Restate the data word for word. Leave the pictures out.

Page and application data records:
****

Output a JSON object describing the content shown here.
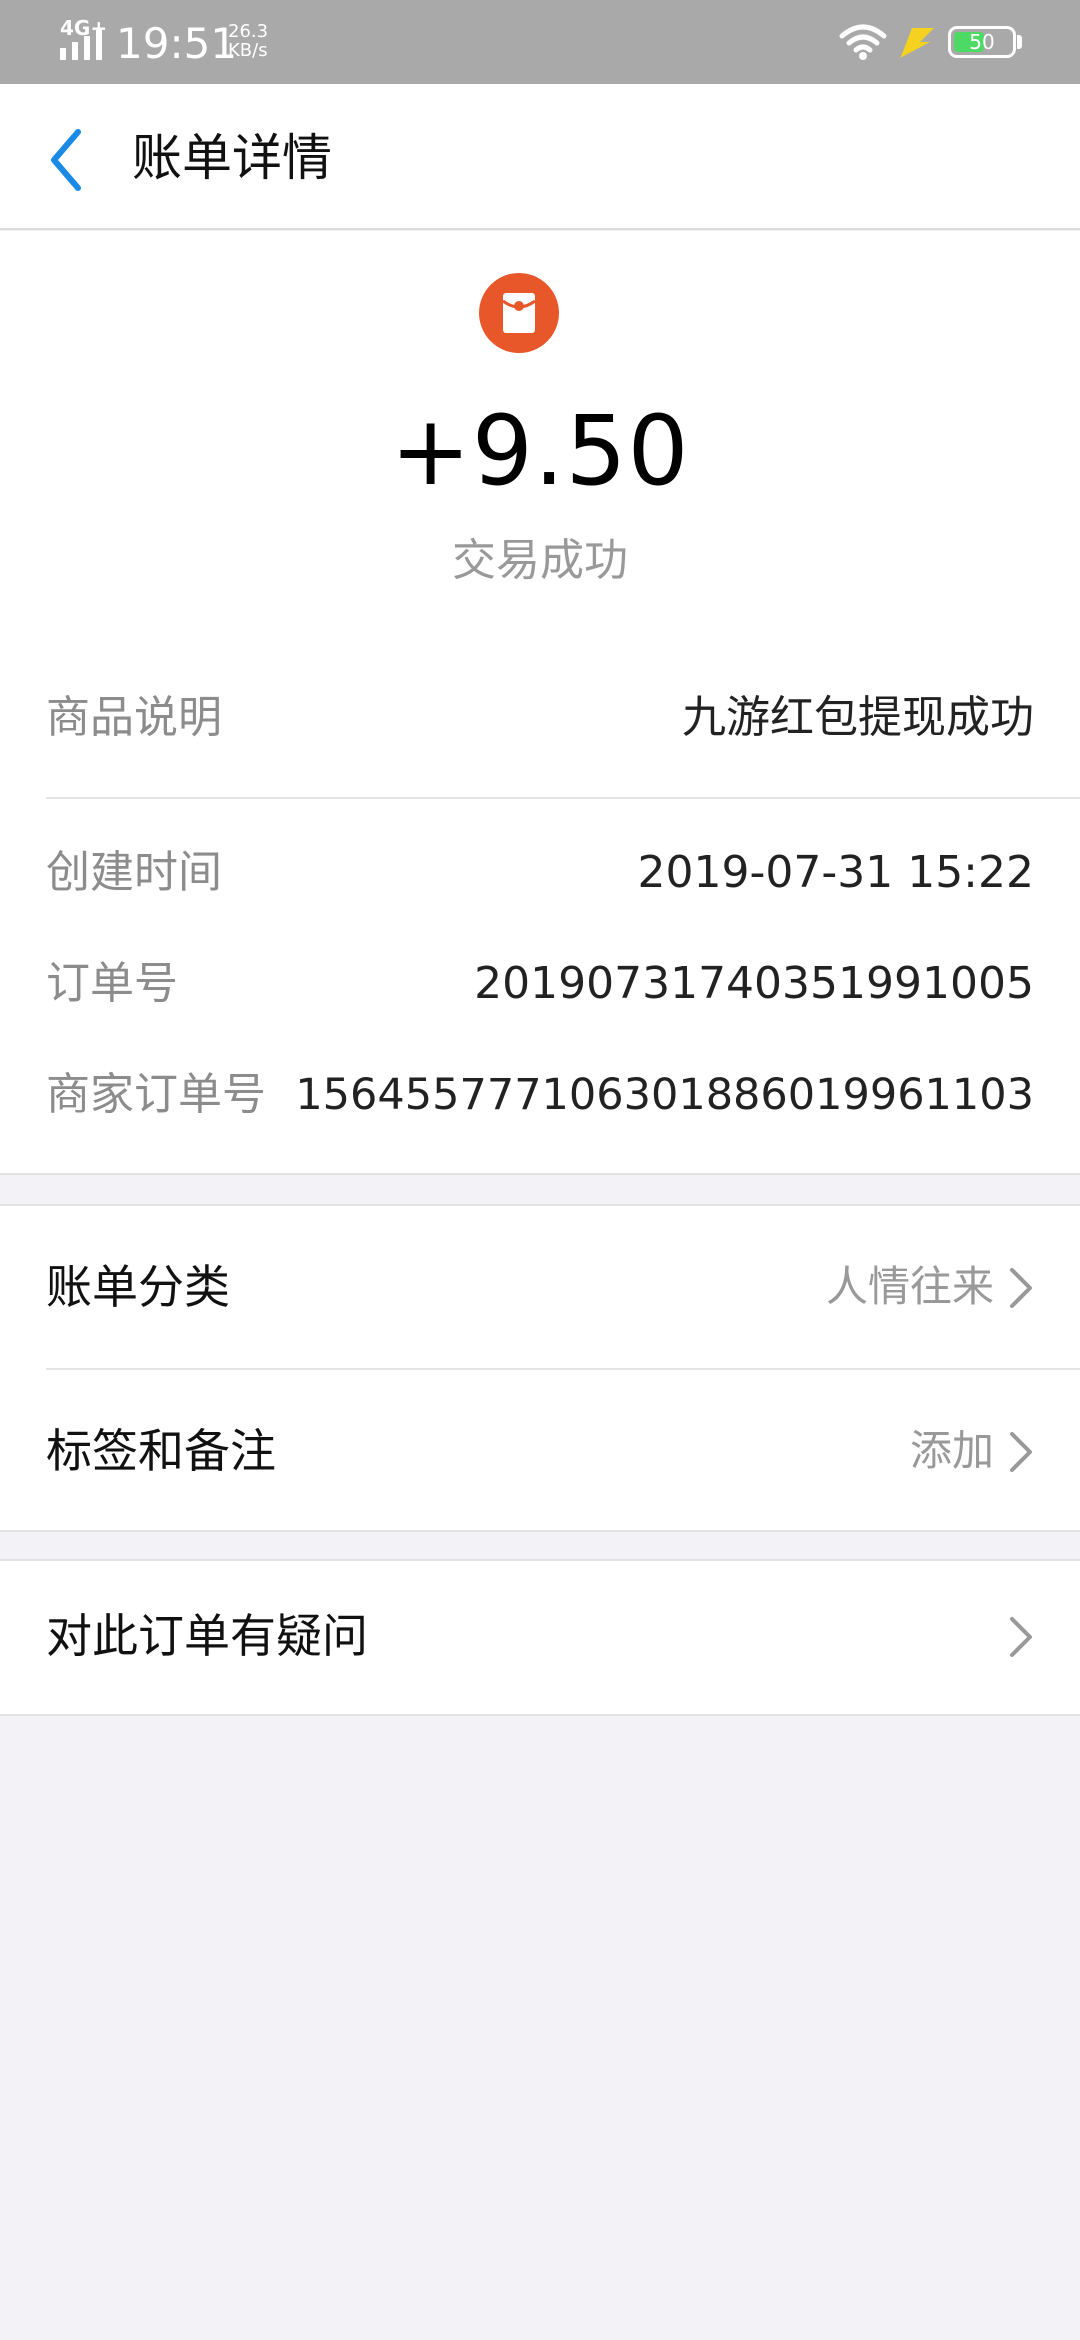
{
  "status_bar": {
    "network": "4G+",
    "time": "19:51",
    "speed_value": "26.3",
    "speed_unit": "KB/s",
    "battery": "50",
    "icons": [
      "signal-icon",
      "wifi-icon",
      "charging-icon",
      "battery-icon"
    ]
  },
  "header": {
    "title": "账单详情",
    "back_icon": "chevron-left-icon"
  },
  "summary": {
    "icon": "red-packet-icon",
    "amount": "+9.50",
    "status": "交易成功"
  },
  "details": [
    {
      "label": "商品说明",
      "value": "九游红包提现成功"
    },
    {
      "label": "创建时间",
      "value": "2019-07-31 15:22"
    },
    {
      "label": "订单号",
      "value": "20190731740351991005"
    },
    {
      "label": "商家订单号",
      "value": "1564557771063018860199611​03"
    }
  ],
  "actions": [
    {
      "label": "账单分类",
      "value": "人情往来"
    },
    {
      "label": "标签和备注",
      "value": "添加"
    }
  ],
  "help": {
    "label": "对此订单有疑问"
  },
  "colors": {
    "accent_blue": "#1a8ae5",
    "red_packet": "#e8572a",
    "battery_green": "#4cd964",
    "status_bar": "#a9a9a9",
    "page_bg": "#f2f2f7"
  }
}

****

**WORKED SOLUTION:**
Output a JSON object describing the content shown here.
{
  "status_bar": {
    "network": "4G+",
    "time": "19:51",
    "speed_value": "26.3",
    "speed_unit": "KB/s",
    "battery": "50",
    "icons": [
      "signal-icon",
      "wifi-icon",
      "charging-icon",
      "battery-icon"
    ]
  },
  "header": {
    "title": "账单详情",
    "back_icon": "chevron-left-icon"
  },
  "summary": {
    "icon": "red-packet-icon",
    "amount": "+9.50",
    "status": "交易成功"
  },
  "details": [
    {
      "label": "商品说明",
      "value": "九游红包提现成功"
    },
    {
      "label": "创建时间",
      "value": "2019-07-31 15:22"
    },
    {
      "label": "订单号",
      "value": "20190731740351991005"
    },
    {
      "label": "商家订单号",
      "value": "1564557771063018860199611​03"
    }
  ],
  "actions": [
    {
      "label": "账单分类",
      "value": "人情往来"
    },
    {
      "label": "标签和备注",
      "value": "添加"
    }
  ],
  "help": {
    "label": "对此订单有疑问"
  },
  "colors": {
    "accent_blue": "#1a8ae5",
    "red_packet": "#e8572a",
    "battery_green": "#4cd964",
    "status_bar": "#a9a9a9",
    "page_bg": "#f2f2f7"
  }
}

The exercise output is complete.